(Your objective)
Omit all pictures, then retype the data exactly as given.

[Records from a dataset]
◆ ◆ ◆

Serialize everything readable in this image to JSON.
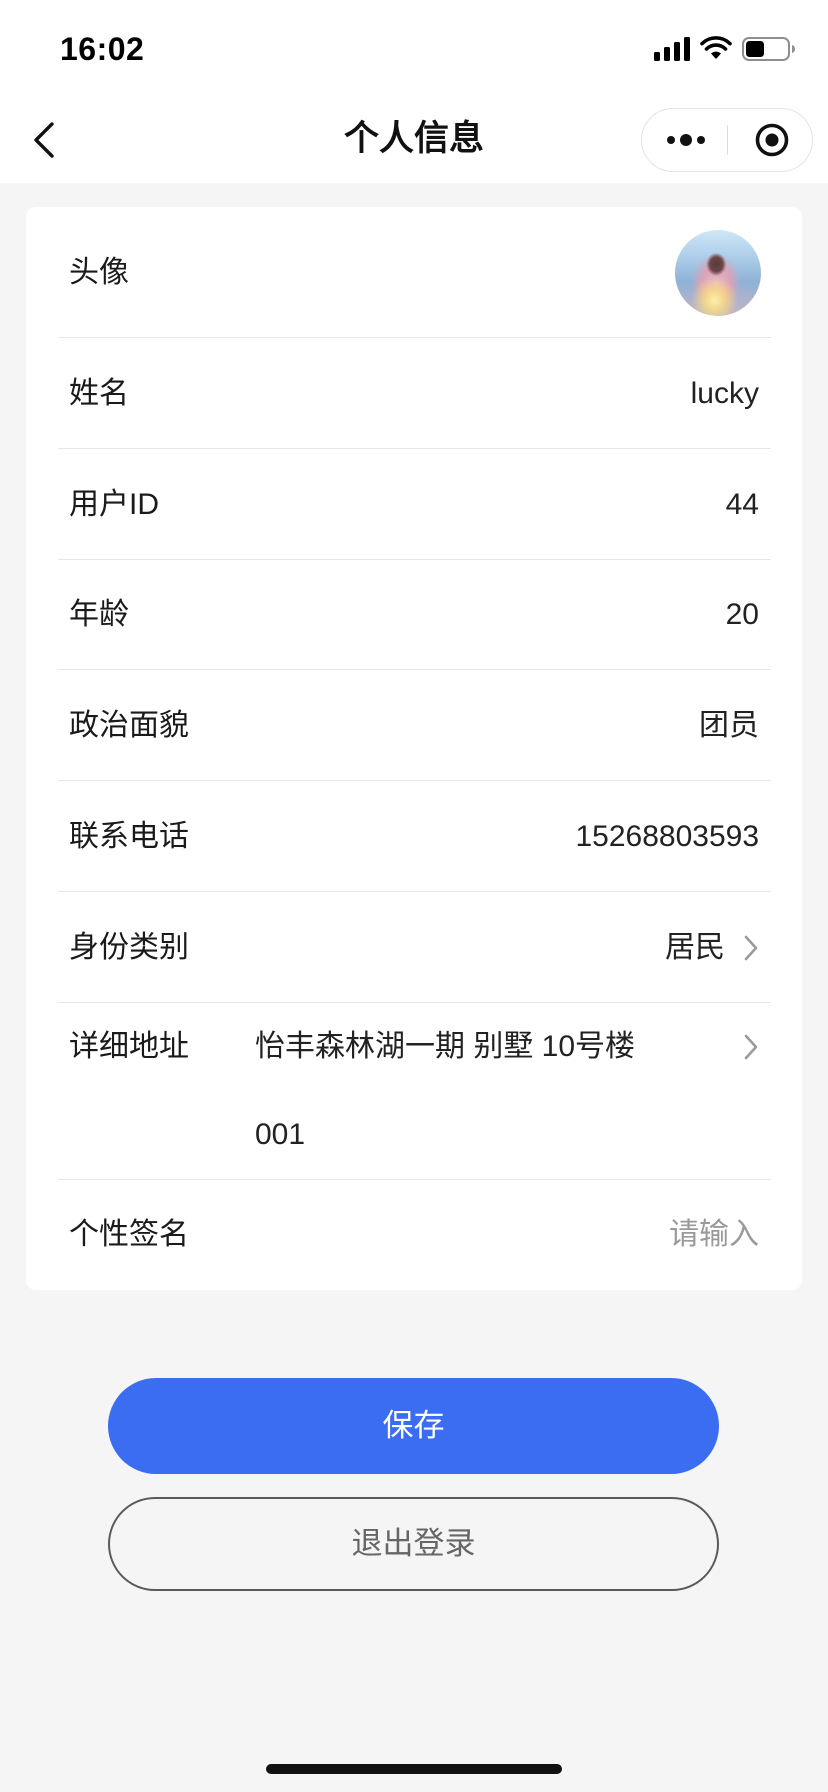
{
  "status_bar": {
    "time": "16:02",
    "battery_level": 0.45
  },
  "nav": {
    "title": "个人信息"
  },
  "fields": {
    "avatar": {
      "label": "头像"
    },
    "name": {
      "label": "姓名",
      "value": "lucky"
    },
    "user_id": {
      "label": "用户ID",
      "value": "44"
    },
    "age": {
      "label": "年龄",
      "value": "20"
    },
    "political_status": {
      "label": "政治面貌",
      "value": "团员"
    },
    "phone": {
      "label": "联系电话",
      "value": "15268803593"
    },
    "identity_type": {
      "label": "身份类别",
      "value": "居民"
    },
    "address": {
      "label": "详细地址",
      "value_lines": [
        "怡丰森林湖一期 别墅 10号楼",
        "001"
      ]
    },
    "signature": {
      "label": "个性签名",
      "value": "",
      "placeholder": "请输入"
    }
  },
  "buttons": {
    "save": "保存",
    "logout": "退出登录"
  },
  "icons": {
    "back": "chevron-left-icon",
    "more": "more-dots-icon",
    "close": "target-close-icon",
    "row_arrow": "chevron-right-icon",
    "signal": "cellular-signal-icon",
    "wifi": "wifi-icon",
    "battery": "battery-icon"
  },
  "colors": {
    "primary": "#3a6df2",
    "page_background": "#f5f5f5",
    "placeholder": "#9a9a9a"
  }
}
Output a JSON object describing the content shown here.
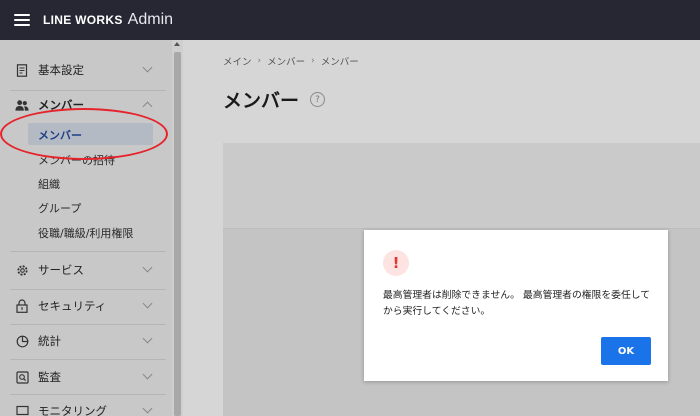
{
  "header": {
    "brand_main": "LINE WORKS",
    "brand_sub": "Admin"
  },
  "sidebar": {
    "groups": [
      {
        "label": "基本設定",
        "icon": "document-icon",
        "expanded": false
      },
      {
        "label": "メンバー",
        "icon": "members-icon",
        "expanded": true,
        "items": [
          {
            "label": "メンバー",
            "active": true
          },
          {
            "label": "メンバーの招待"
          },
          {
            "label": "組織"
          },
          {
            "label": "グループ"
          },
          {
            "label": "役職/職級/利用権限"
          }
        ]
      },
      {
        "label": "サービス",
        "icon": "gear-icon",
        "expanded": false
      },
      {
        "label": "セキュリティ",
        "icon": "lock-icon",
        "expanded": false
      },
      {
        "label": "統計",
        "icon": "pie-chart-icon",
        "expanded": false
      },
      {
        "label": "監査",
        "icon": "search-document-icon",
        "expanded": false
      },
      {
        "label": "モニタリング",
        "icon": "monitor-icon",
        "expanded": false
      }
    ]
  },
  "main": {
    "breadcrumb": [
      "メイン",
      "メンバー",
      "メンバー"
    ],
    "title": "メンバー",
    "help": "?"
  },
  "dialog": {
    "icon": "!",
    "message": "最高管理者は削除できません。 最高管理者の権限を委任してから実行してください。",
    "ok_label": "OK"
  },
  "colors": {
    "header_bg": "#262732",
    "accent": "#1a73e8",
    "alert": "#e7352f",
    "highlight_ellipse": "#e5242b"
  }
}
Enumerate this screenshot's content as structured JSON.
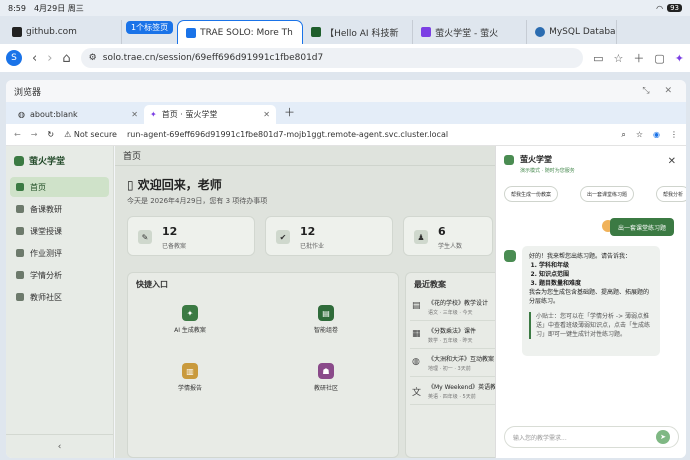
{
  "status": {
    "time": "8:59",
    "date": "4月29日 周三",
    "battery": "93"
  },
  "outer_tabs": [
    {
      "label": "github.com",
      "color": "#222222"
    },
    {
      "label": "TRAE SOLO: More Th",
      "color": "#1a73e8"
    },
    {
      "label": "【Hello AI 科技新",
      "color": "#1f5e2c"
    },
    {
      "label": "萤火学堂 - 萤火",
      "color": "#7b3fe4"
    },
    {
      "label": "MySQL Databas",
      "color": "#2b6cb0"
    }
  ],
  "tab_group": "1个标签页",
  "outer_url": "solo.trae.cn/session/69eff696d91991c1fbe801d7",
  "profile_initial": "S",
  "inner": {
    "window_title": "浏览器",
    "tabs": [
      {
        "label": "about:blank"
      },
      {
        "label": "首页 · 萤火学堂"
      }
    ],
    "not_secure": "Not secure",
    "url": "run-agent-69eff696d91991c1fbe801d7-mojb1ggt.remote-agent.svc.cluster.local"
  },
  "app": {
    "brand": "萤火学堂",
    "nav": [
      "首页",
      "备课教研",
      "课堂授课",
      "作业测评",
      "学情分析",
      "教师社区"
    ],
    "collapse": "‹",
    "header": "首页",
    "welcome": "欢迎回来，老师",
    "welcome_sub": "今天是 2026年4月29日，您有 3 项待办事项",
    "stats": [
      {
        "num": "12",
        "label": "已备教案"
      },
      {
        "num": "12",
        "label": "已批作业"
      },
      {
        "num": "6",
        "label": "学生人数"
      }
    ],
    "quick_title": "快捷入口",
    "quick": [
      "AI 生成教案",
      "智能组卷",
      "学情报告",
      "教研社区"
    ],
    "recent_title": "最近教案",
    "recent": [
      {
        "title": "《花的学校》教学设计",
        "meta": "语文 · 三年级 · 今天"
      },
      {
        "title": "《分数乘法》课件",
        "meta": "数学 · 五年级 · 昨天"
      },
      {
        "title": "《大洲和大洋》互动教案",
        "meta": "地理 · 初一 · 3天前"
      },
      {
        "title": "《My Weekend》英语教案",
        "meta": "英语 · 四年级 · 5天前"
      }
    ]
  },
  "chat": {
    "title": "萤火学堂",
    "subtitle": "演示模式 · 随时为您服务",
    "chips": [
      "帮我生成一份教案",
      "出一套课堂练习题",
      "帮我分析"
    ],
    "user_msg": "出一套课堂练习题",
    "bot_intro": "好的！我来帮您出练习题。请告诉我：",
    "bot_list": [
      "学科和年级",
      "知识点范围",
      "题目数量和难度"
    ],
    "bot_follow": "我会为您生成包含基础题、提高题、拓展题的分层练习。",
    "bot_tip": "小贴士：您可以在「学情分析 -> 薄弱点推送」中查看班级薄弱知识点，点击「生成练习」即可一键生成针对性练习题。",
    "input_placeholder": "输入您的教学需求..."
  }
}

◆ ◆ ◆

(Answer to this problem)
Serialize everything readable in this image to JSON.
{
  "status_bar": {
    "time": "16:02",
    "battery_level": 0.45
  },
  "nav": {
    "title": "个人信息"
  },
  "fields": {
    "avatar": {
      "label": "头像"
    },
    "name": {
      "label": "姓名",
      "value": "lucky"
    },
    "user_id": {
      "label": "用户ID",
      "value": "44"
    },
    "age": {
      "label": "年龄",
      "value": "20"
    },
    "political_status": {
      "label": "政治面貌",
      "value": "团员"
    },
    "phone": {
      "label": "联系电话",
      "value": "15268803593"
    },
    "identity_type": {
      "label": "身份类别",
      "value": "居民"
    },
    "address": {
      "label": "详细地址",
      "value_lines": [
        "怡丰森林湖一期 别墅 10号楼",
        "001"
      ]
    },
    "signature": {
      "label": "个性签名",
      "value": "",
      "placeholder": "请输入"
    }
  },
  "buttons": {
    "save": "保存",
    "logout": "退出登录"
  },
  "icons": {
    "back": "chevron-left-icon",
    "more": "more-dots-icon",
    "close": "target-close-icon",
    "row_arrow": "chevron-right-icon",
    "signal": "cellular-signal-icon",
    "wifi": "wifi-icon",
    "battery": "battery-icon"
  },
  "colors": {
    "primary": "#3a6df2",
    "page_background": "#f5f5f5",
    "placeholder": "#9a9a9a"
  }
}
Output a JSON object describing the content shown here.
{
  "header": {
    "brand_main": "LINE WORKS",
    "brand_sub": "Admin"
  },
  "sidebar": {
    "groups": [
      {
        "label": "基本設定",
        "icon": "document-icon",
        "expanded": false
      },
      {
        "label": "メンバー",
        "icon": "members-icon",
        "expanded": true,
        "items": [
          {
            "label": "メンバー",
            "active": true
          },
          {
            "label": "メンバーの招待"
          },
          {
            "label": "組織"
          },
          {
            "label": "グループ"
          },
          {
            "label": "役職/職級/利用権限"
          }
        ]
      },
      {
        "label": "サービス",
        "icon": "gear-icon",
        "expanded": false
      },
      {
        "label": "セキュリティ",
        "icon": "lock-icon",
        "expanded": false
      },
      {
        "label": "統計",
        "icon": "pie-chart-icon",
        "expanded": false
      },
      {
        "label": "監査",
        "icon": "search-document-icon",
        "expanded": false
      },
      {
        "label": "モニタリング",
        "icon": "monitor-icon",
        "expanded": false
      }
    ]
  },
  "main": {
    "breadcrumb": [
      "メイン",
      "メンバー",
      "メンバー"
    ],
    "title": "メンバー",
    "help": "?"
  },
  "dialog": {
    "icon": "!",
    "message": "最高管理者は削除できません。 最高管理者の権限を委任してから実行してください。",
    "ok_label": "OK"
  },
  "colors": {
    "header_bg": "#262732",
    "accent": "#1a73e8",
    "alert": "#e7352f",
    "highlight_ellipse": "#e5242b"
  }
}
Enumerate this screenshot's content as structured JSON.
{
  "status": {
    "time": "8:59",
    "date": "4月29日 周三",
    "battery": "93"
  },
  "outer_tabs": [
    {
      "label": "github.com",
      "color": "#222222"
    },
    {
      "label": "TRAE SOLO: More Th",
      "color": "#1a73e8"
    },
    {
      "label": "【Hello AI 科技新",
      "color": "#1f5e2c"
    },
    {
      "label": "萤火学堂 - 萤火",
      "color": "#7b3fe4"
    },
    {
      "label": "MySQL Databas",
      "color": "#2b6cb0"
    }
  ],
  "tab_group": "1个标签页",
  "outer_url": "solo.trae.cn/session/69eff696d91991c1fbe801d7",
  "profile_initial": "S",
  "inner": {
    "window_title": "浏览器",
    "tabs": [
      {
        "label": "about:blank"
      },
      {
        "label": "首页 · 萤火学堂"
      }
    ],
    "not_secure": "Not secure",
    "url": "run-agent-69eff696d91991c1fbe801d7-mojb1ggt.remote-agent.svc.cluster.local"
  },
  "app": {
    "brand": "萤火学堂",
    "nav": [
      "首页",
      "备课教研",
      "课堂授课",
      "作业测评",
      "学情分析",
      "教师社区"
    ],
    "collapse": "‹",
    "header": "首页",
    "welcome": "欢迎回来，老师",
    "welcome_sub": "今天是 2026年4月29日，您有 3 项待办事项",
    "stats": [
      {
        "num": "12",
        "label": "已备教案"
      },
      {
        "num": "12",
        "label": "已批作业"
      },
      {
        "num": "6",
        "label": "学生人数"
      }
    ],
    "quick_title": "快捷入口",
    "quick": [
      "AI 生成教案",
      "智能组卷",
      "学情报告",
      "教研社区"
    ],
    "recent_title": "最近教案",
    "recent": [
      {
        "title": "《花的学校》教学设计",
        "meta": "语文 · 三年级 · 今天"
      },
      {
        "title": "《分数乘法》课件",
        "meta": "数学 · 五年级 · 昨天"
      },
      {
        "title": "《大洲和大洋》互动教案",
        "meta": "地理 · 初一 · 3天前"
      },
      {
        "title": "《My Weekend》英语教案",
        "meta": "英语 · 四年级 · 5天前"
      }
    ]
  },
  "chat": {
    "title": "萤火学堂",
    "subtitle": "演示模式 · 随时为您服务",
    "chips": [
      "帮我生成一份教案",
      "出一套课堂练习题",
      "帮我分析"
    ],
    "user_msg": "出一套课堂练习题",
    "bot_intro": "好的！我来帮您出练习题。请告诉我：",
    "bot_list": [
      "学科和年级",
      "知识点范围",
      "题目数量和难度"
    ],
    "bot_follow": "我会为您生成包含基础题、提高题、拓展题的分层练习。",
    "bot_tip": "小贴士：您可以在「学情分析 -> 薄弱点推送」中查看班级薄弱知识点，点击「生成练习」即可一键生成针对性练习题。",
    "input_placeholder": "输入您的教学需求..."
  }
}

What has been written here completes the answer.